→ **Task details**: Note how many lines in the entries contain the string "article", then give that number and nothing else.
** Opening Listed entries block **
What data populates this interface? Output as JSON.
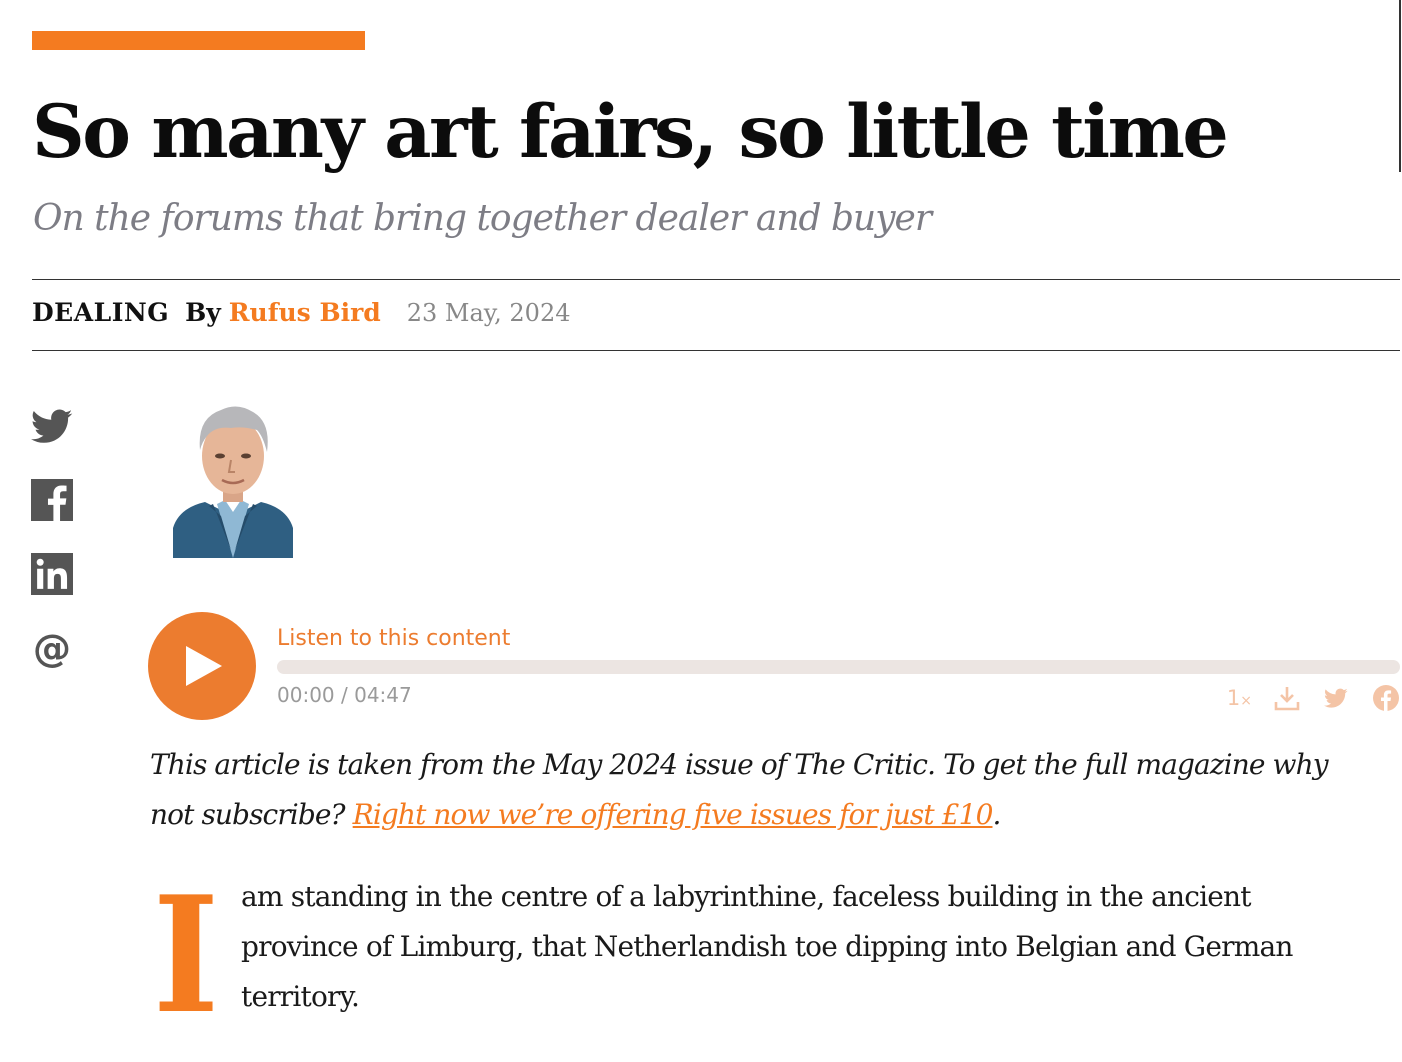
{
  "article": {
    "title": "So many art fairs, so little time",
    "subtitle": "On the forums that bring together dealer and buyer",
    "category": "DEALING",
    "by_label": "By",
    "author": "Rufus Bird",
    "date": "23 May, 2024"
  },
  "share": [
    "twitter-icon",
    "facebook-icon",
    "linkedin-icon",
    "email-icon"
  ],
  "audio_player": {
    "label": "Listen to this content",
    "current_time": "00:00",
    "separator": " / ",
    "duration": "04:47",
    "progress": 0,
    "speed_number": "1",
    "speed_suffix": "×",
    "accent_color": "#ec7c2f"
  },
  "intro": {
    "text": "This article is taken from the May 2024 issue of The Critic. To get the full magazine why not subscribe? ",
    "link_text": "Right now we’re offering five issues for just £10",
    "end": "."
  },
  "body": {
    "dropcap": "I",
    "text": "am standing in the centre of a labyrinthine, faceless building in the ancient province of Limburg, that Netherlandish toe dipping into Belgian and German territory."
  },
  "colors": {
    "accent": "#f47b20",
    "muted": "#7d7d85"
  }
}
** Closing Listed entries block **
→ **Result of the exercise**: 2